The town's ochre yellow church clinging to the rocky hillside marks Eze's location on the Moyenne Corniche (Middle Corniche) midway between Nice and Monaco.
There's no train service to Eze, but Lignes d'Azur buses run frequently from Nice, Villefranche-sur-Mer and Monaco. We travelled on the #82 bus from Villefranche-sur-Mer. A one-way fare is 1,50 euro and tickets can be purchased from the driver.
|The Moyenne Corniche to Eze Village|
The local Tourist Office is located near the base of Avenue du Jardin Exotique which leads up to the town's 14th century double gateway.
|La Poterne, the Double Gateway|
|Tunnel Near the Gateway|
|Entrance to Eze Village|
Once inside the old town walls, signs point visitors to major landmarks through a warren of narrow alleyways and tiny squares.
|Alleyways of Eze Village|
|Alleyways of Eze Village|
The TI can provide you with a map but this charming medieval village is ideal for wandering, with delightful scenes waiting to be discovered around each corner.
The village is known today for its art and gastronomy. The small town of 2,800 inhabitants boasts two Michelin-starred restaurants: Château Eza and La Chèvre d'Or. Château Eza once belonged to Prince Guillaume of Sweden and is now a luxury boutique hotel. We stopped in for a drink on the shady terrace. A beer cost 7 euros but was well worth the price for the spectacular view.
|Château Eza Hotel|
|Mathusalem Amour de Deutz 1999 Champagne|
Château Eza Terrace
Far below Château Eza is Cap Ferrat surrounded by luxury yachts anchored in the Mediterranean Sea.
|The View from Château Eza|
The modern fountain on tiny Place du Planet dates from 1930 but fits in well with its medieval surroundings.
|Place du Planet|
|Fountain in Place du Planet|
Art on Place du Planet
Continuing to climb further uphill, we reached the town's 18th century church with its ornate baroque interior.
Two perfume factories are located in Eze: Galimard and Fragonard. Both offer free tours to visitors. There's also a small Fragonard retail outlet on Avenue du Jardin Exotique. I toured the Fragonard factory a few years ago and bought some of their Etoile perfume. It was the most popular scent among the ladies on our tour.

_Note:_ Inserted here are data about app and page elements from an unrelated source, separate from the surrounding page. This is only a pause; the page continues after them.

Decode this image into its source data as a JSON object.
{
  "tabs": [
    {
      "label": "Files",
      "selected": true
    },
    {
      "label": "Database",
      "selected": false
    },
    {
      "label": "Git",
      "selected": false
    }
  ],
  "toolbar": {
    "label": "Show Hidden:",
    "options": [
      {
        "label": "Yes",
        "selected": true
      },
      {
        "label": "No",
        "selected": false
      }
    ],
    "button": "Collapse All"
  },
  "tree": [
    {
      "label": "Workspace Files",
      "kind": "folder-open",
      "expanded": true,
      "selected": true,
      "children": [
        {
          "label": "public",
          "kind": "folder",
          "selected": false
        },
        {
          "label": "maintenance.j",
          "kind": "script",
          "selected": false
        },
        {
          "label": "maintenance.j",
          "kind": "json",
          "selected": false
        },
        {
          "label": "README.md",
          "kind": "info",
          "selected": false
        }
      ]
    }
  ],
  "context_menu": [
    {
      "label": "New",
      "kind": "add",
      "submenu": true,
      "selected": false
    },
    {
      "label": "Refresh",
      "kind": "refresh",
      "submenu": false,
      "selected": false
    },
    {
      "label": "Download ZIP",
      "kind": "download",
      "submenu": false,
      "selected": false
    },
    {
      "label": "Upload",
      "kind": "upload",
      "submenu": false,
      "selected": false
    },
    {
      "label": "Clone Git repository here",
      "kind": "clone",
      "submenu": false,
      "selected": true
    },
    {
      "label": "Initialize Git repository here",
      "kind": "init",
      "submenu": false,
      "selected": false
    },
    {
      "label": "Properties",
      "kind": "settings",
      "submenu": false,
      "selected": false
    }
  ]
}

|Fragonard Perfume Factory|
At the highest point of the village are the ruins of the medieval castle, which was destroyed by King Louis XIV in 1706. This is where you'll find the Jardin Exotique, the Exotic Garden, with its collection of 400 succulents. The cactus garden comes with panoramic views (as far as Corsica on a clear day) and a number of statues, the Soil Goddesses, by Jean-Philippe Richard. We didn't visit the Jardin Exotique, probably because we'd already seen many cacti in Monaco, but in hindsight I wish that we had.
|Castle Ruins Above Eze|
|Entrance to the Jardin Exotique|
The weekend of our visit to Eze there was a festival taking place, Les MediEZEvales. The interesting displays, colourful costumes and unique merchandise provided an extra taste of medieval life.
After a morning spent exploring the village, we had a quick salad for lunch at Creperie Le Cactus on La Placette near the town gate.
|Le Cactus on La Placette|
|Salad at Le Cactus|
Before returning to our hotel in Villefranche-sur-Mer, we recharged with another cold drink at Le Pinocchio's beach-like private garden on Avenue du Jardin Exotique. I had the popular French soda, Pschitt, which is named for the sound made by a bottle being opened.
|Le Pinocchio's Private Garden|
|Perrier and Pschitt|
Yes, Eze Village is touristy, but in a most pleasant way – authentic, picturesque and totally charming. It was one of the highlights of my visit to the Côte d'Azur.